> [ABOUT THIS TASK]:
Report the count of lines in the records that contain "icon", without any added text.

Items from an interface collection:
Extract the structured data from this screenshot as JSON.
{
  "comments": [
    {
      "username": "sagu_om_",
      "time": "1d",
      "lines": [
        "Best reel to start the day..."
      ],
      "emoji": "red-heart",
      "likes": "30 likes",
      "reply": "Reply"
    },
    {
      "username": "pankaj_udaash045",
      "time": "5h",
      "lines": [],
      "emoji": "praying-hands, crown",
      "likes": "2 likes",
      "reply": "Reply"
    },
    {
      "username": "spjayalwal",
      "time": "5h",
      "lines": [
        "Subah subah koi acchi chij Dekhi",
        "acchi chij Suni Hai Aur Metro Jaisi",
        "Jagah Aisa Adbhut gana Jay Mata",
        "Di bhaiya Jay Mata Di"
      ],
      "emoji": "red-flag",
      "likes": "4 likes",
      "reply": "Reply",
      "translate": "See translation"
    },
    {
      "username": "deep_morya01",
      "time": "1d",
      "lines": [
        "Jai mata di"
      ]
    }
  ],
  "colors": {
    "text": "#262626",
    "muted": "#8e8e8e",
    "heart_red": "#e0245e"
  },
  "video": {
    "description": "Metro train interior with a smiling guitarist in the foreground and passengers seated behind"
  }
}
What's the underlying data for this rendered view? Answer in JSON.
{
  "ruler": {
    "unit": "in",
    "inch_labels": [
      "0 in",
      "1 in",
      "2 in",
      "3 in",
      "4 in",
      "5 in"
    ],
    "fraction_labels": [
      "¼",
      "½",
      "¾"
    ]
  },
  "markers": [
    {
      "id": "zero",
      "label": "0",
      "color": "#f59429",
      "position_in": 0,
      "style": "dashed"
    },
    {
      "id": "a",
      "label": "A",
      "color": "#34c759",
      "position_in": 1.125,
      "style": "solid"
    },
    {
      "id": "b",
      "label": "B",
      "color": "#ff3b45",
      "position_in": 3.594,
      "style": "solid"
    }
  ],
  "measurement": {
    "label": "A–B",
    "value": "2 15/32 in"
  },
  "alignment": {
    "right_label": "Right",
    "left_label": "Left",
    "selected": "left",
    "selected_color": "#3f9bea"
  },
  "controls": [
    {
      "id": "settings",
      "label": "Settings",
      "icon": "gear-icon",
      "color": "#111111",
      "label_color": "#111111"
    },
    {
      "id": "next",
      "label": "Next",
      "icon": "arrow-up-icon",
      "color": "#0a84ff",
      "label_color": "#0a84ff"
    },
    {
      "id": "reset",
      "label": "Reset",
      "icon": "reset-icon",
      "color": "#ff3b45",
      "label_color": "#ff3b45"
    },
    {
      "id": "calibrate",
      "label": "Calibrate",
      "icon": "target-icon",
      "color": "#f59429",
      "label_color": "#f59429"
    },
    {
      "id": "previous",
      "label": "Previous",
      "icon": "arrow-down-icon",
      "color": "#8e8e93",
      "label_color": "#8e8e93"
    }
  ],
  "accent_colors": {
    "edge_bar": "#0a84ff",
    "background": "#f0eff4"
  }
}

> [YOUR SOLUTION]:
5